20 August 2012 A global United Nations campaign to highlight the impact that humanitarian acts, however big or small, can have on the world has been heralded as a success by its organizers, with more than one billion messages of hope encouraging people to do something good for someone else shared, via social media, on World Humanitarian Day.
“There are seven billion people in the world and we reached hundreds of millions of them with our message. People really care,” the UN Under-Secretary-General for Humanitarian Affairs, Valerie Amos, said in a news release from the UN Office for the Coordination of Humanitarian Affairs (OCHA), which she also heads.
For this year's observance of the Day, which falls on 19 August, the UN launched a campaign, entitled 'I Was Here,' aimed at engaging one billion people through social media so they can pledge a humanitarian action, and share their individual actions with others through an interactive website, www.whd-iwashere.org. On the morning of Sunday, 19 August, more than one billion messages were shared at the same time.

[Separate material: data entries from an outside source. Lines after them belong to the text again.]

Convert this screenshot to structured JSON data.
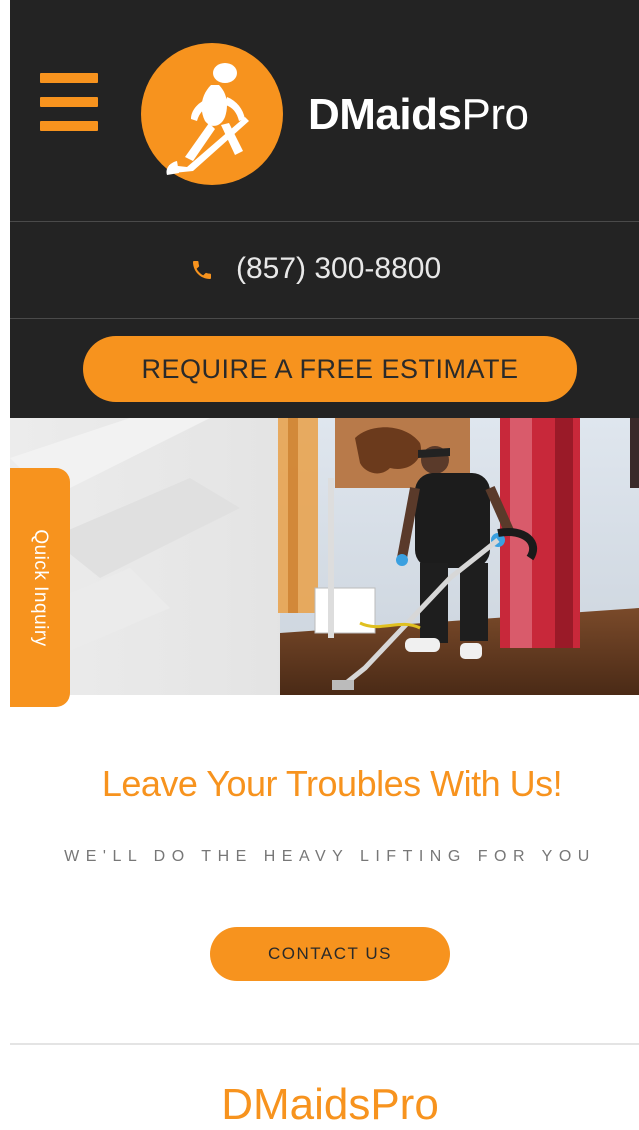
{
  "brand": {
    "name_bold": "DMaids",
    "name_light": "Pro",
    "accent_color": "#f7931e",
    "header_bg": "#232323"
  },
  "header": {
    "menu_icon": "hamburger-menu-icon",
    "logo_icon": "cleaner-vacuum-logo-icon"
  },
  "contact": {
    "phone_icon": "phone-icon",
    "phone": "(857) 300-8800"
  },
  "cta": {
    "estimate_label": "REQUIRE A FREE ESTIMATE"
  },
  "sidebar": {
    "quick_inquiry_label": "Quick Inquiry"
  },
  "hero": {
    "image_subject": "cleaner vacuuming hardwood floor"
  },
  "main": {
    "headline": "Leave Your Troubles With Us!",
    "subheadline": "WE'LL DO THE HEAVY LIFTING FOR YOU",
    "contact_label": "CONTACT US"
  },
  "footer": {
    "title": "DMaidsPro"
  }
}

Organized by OCHA and launched on 2 August, the campaign received the support of US performing artist Beyoncé Knowles, who, along with songwriter Diane Warren, donated the song 'I Was Here' to the campaign. Her contribution also included filming a video for the song at the General Assembly Hall at UN Headquarters in New York.

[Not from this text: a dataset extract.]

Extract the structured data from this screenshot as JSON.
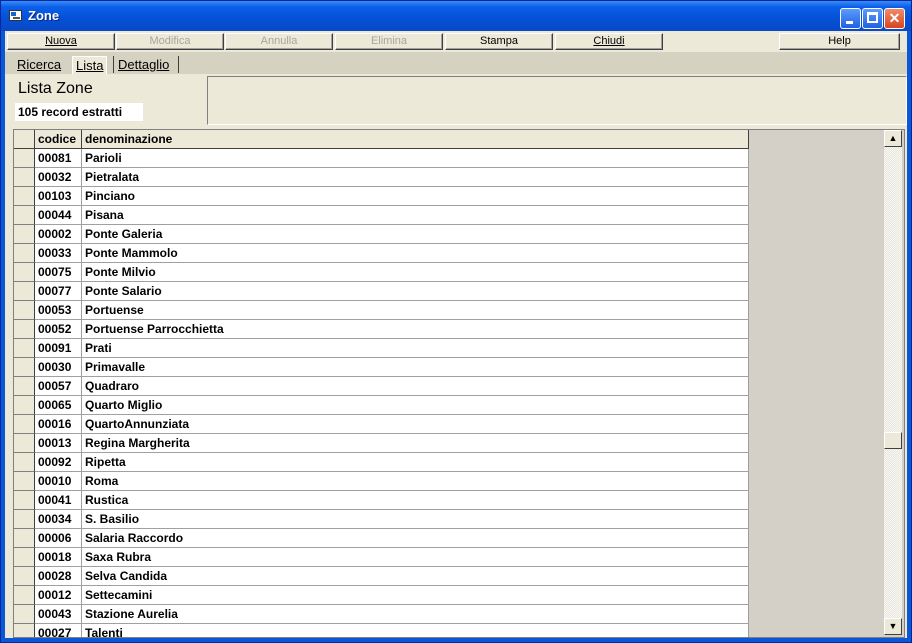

“Thanks to the amazing work of Beyoncé and our partners, we now have a global commitment to humanitarian action. The message of people helping people is universal,” Ms. Amos said. “Making your mark and saying 'I Was Here' resonates powerfully with people all over the world.”
According to OCHA, the campaign numbers soared following the release of the 'I Was Here' music video on 18 August. The music video's release included displays on big screens in the cities of Dubai, Geneva, Addis Ababa, as well as in New York City's Times Square, among other locales.
“I feel like we all want to know that our life meant something and that we did something for someone else. That we spread positivity no matter how big or how small,” Beyoncé had said in the lead up to the Day.
The General Assembly proclaimed 19 August as World Humanitarian Day in 2008 to commemorate the 2003 Canal Hotel bombing in Baghdad, Iraq, which claimed the lives of 22 UN staff members, including the world body's top envoy to the Middle Eastern country, Sergio Vieira de Mello, and wounded more than 150 people.
The Day aims to honour those who have lost their lives in humanitarian service and those who continue to bring assistance and relief to millions, in addition to drawing attention to humanitarian needs worldwide and the importance of international cooperation in meeting those needs.
News Tracker: past stories on this issue